Task statement = Check each line of the material for "Comment" and report how many lines have it, with nothing added.

Data to use =
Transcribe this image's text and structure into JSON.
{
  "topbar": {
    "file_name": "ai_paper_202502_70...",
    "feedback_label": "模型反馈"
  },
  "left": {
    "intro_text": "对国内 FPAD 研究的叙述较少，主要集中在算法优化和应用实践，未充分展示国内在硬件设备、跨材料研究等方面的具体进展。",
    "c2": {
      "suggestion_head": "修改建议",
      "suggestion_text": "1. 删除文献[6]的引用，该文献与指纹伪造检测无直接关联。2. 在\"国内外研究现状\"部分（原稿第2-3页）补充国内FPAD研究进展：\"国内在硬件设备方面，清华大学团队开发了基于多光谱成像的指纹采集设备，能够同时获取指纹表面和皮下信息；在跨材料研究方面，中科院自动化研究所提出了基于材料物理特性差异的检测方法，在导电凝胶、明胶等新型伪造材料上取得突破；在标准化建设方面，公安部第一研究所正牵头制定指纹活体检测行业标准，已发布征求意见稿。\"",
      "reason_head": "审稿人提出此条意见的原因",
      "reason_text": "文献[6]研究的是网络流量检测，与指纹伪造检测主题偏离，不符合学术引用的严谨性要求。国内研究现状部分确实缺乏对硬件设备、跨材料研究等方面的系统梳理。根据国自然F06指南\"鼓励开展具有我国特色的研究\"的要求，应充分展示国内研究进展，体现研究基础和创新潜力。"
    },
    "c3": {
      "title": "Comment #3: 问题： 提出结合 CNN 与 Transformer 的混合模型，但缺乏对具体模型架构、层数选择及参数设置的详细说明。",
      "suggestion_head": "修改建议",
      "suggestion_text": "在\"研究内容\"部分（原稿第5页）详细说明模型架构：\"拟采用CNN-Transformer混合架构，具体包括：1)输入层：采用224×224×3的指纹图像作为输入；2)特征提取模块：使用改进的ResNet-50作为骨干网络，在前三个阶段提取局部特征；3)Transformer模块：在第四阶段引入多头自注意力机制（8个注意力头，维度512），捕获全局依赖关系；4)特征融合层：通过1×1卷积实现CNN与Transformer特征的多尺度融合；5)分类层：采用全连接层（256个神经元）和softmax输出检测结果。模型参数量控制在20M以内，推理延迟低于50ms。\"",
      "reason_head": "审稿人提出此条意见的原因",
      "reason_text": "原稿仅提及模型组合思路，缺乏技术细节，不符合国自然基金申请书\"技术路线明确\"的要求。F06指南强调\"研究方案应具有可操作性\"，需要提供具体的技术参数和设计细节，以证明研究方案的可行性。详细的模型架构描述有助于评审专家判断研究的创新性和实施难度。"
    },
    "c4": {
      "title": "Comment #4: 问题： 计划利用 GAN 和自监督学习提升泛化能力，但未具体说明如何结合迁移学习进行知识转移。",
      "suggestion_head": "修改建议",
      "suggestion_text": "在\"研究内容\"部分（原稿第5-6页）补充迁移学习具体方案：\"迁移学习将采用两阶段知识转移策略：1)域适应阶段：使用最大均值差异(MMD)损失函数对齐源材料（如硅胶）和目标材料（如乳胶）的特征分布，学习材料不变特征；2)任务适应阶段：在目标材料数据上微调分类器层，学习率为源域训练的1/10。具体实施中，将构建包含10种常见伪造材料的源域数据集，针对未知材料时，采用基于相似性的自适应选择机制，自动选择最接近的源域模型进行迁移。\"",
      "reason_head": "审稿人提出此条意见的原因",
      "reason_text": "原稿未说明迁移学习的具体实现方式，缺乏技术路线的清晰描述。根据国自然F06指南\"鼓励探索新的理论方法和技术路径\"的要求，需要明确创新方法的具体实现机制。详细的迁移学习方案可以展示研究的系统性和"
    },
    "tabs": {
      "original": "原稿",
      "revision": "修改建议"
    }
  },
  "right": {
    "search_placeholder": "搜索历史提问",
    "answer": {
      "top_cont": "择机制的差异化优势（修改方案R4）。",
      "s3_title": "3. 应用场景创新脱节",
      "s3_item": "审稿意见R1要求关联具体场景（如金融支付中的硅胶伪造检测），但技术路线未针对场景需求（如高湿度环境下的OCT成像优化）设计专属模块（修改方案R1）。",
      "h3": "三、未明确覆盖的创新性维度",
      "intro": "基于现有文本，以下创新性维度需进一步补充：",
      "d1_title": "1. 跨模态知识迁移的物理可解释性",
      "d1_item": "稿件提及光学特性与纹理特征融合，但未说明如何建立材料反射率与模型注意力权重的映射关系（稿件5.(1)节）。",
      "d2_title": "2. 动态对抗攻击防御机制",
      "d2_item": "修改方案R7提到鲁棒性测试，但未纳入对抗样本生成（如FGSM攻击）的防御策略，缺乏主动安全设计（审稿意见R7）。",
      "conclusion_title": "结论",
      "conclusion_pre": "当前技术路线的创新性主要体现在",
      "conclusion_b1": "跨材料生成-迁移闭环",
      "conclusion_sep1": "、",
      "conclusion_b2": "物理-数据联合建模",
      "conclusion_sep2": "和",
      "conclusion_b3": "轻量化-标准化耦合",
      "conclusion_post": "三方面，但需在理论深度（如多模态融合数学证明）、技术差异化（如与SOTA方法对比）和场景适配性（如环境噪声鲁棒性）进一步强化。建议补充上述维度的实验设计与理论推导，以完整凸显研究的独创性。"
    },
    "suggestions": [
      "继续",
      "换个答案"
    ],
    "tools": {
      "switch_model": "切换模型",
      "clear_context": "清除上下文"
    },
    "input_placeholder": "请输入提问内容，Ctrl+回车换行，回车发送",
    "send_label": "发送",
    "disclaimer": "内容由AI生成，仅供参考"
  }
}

Solution to this task = 2